ʽBloomʼ, on the other hand, is a far more calm, gently-wobbling, trip-hop-influenced track, a careful musical rocking horse with bubbly percussion and a two-note cuckoo-clock-style synth rhythm, somewhere behind which you can distinguish (though hardly understand) the merry pat­ter of a little kid. As a bonus track, the album also adds a purely instrumental version of the same track, but, curiously, it works better with the kid — the contrast, or, rather, the perfect synthesis between the serenity of the lightly orchestrated musical track and the child's cute little noises is endearing without being cloying, and also helps remind us of this charming humanity that infests the best of Eno's works, despite all of their technophilia.

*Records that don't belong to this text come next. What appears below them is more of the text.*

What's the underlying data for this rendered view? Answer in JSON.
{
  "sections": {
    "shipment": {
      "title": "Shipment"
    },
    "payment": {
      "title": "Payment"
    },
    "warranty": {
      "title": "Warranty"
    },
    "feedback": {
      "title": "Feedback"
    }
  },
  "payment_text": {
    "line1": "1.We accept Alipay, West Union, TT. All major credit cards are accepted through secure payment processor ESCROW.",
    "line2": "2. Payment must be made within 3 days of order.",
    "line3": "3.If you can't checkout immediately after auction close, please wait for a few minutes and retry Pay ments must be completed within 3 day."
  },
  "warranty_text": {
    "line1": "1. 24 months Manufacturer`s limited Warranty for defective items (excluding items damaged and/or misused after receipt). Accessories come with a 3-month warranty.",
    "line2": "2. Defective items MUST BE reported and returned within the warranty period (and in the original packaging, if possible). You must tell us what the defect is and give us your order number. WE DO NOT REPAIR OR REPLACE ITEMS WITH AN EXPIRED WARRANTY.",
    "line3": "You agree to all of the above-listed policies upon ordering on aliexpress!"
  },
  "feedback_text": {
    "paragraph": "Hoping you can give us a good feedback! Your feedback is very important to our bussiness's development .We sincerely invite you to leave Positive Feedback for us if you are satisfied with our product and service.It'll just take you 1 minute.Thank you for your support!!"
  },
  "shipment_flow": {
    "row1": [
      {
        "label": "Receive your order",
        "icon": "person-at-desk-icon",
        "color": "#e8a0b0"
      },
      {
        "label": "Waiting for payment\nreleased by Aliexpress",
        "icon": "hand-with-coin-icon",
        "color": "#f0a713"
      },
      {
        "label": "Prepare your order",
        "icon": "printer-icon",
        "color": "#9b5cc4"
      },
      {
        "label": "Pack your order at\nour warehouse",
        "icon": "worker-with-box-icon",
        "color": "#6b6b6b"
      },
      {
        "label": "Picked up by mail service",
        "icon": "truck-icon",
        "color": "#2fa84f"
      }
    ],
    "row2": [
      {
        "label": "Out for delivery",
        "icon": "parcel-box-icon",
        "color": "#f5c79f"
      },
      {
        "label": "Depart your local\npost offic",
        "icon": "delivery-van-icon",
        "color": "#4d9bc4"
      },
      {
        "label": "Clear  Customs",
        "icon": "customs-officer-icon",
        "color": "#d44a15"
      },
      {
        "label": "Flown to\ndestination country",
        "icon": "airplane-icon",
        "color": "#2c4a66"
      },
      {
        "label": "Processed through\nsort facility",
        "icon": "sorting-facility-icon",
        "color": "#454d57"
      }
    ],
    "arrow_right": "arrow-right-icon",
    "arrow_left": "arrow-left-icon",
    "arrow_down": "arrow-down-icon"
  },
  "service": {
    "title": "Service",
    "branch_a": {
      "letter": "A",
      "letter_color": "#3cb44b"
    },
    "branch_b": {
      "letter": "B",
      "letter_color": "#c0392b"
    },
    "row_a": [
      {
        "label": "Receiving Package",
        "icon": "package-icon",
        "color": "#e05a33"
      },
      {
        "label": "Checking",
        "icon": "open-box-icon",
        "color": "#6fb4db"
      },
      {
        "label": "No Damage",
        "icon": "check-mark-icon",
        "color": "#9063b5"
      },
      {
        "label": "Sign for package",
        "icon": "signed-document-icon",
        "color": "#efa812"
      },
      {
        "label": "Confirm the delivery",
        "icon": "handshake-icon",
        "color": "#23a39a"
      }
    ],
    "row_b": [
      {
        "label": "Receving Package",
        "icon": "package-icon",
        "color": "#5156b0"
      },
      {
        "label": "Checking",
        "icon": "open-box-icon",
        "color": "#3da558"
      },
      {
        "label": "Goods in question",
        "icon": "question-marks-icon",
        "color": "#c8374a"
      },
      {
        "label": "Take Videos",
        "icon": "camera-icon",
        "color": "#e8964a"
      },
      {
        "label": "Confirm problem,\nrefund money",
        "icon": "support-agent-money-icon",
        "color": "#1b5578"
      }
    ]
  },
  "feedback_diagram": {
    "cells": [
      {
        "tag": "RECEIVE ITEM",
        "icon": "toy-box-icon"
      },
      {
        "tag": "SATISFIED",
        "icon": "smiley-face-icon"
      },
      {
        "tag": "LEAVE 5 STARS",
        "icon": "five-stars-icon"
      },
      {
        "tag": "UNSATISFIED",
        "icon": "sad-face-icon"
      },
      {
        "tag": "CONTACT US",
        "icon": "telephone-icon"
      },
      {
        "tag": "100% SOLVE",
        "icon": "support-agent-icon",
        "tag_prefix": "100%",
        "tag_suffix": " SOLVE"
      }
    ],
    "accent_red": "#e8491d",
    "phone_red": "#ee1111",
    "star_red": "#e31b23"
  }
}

In between the two, there's all sorts of stuff, good and bad: extremely ugly and dated vocal effects on ʽRising Dustʼ, which sounds like somebody having too much fun with Autotune and not min­ding the consequences is something I could easily do without, but ʽNight Trafficʼ is another case of Brian's solemn organ-like keyboard parts and Schwalm's stern, doom-laden basslines well com­plementing each other, and ʽMore Dustʼ has a pretty, if not downright beautiful, minimalistic guitar/keyboard pattern that slowly «drips» on the listener and is much more evocative than any­thing on The Drop (or maybe it is just because in reality, I am charmed out by the equally mini­malistic bass «zoops» that have an entrancing quality to them).

In short, if we are ever to move away from «minimal minimalism» and closer to a world that requires a rhythm section and some musical development, the direction of Drawn From Life is a promising one — it's as if we have Brian slowly awakening from a slump here, correcting the mistakes he'd been guilty of ever since Nerve Net led him closer to the «techno world» and made him forget about his own identity and his own strongest sides. I am not sure if, given the strange strange strange musical standards of ambient, New Age, and all these next-level-of-conscience musical genres of the modern world, this record could be objectively called a «comeback», but in my perso­nal ledger at least, nobody could deny me such a record, or the prerogative of recom­mending the album to all of those people who'd lost their faith in St. Brian ever since the attempt to forgive him for Thursday Afternoon ran into translational difficulties. (That said, if you hap­pened to lose your faith in the man right after Before And After Science, the recommendation still does not apply — intelli-pop music this ain't).

1 comment:

  1. Actually Fripp did manage to drag Eno out in 1975. There is even a CD "Live in Paris" documenting the event.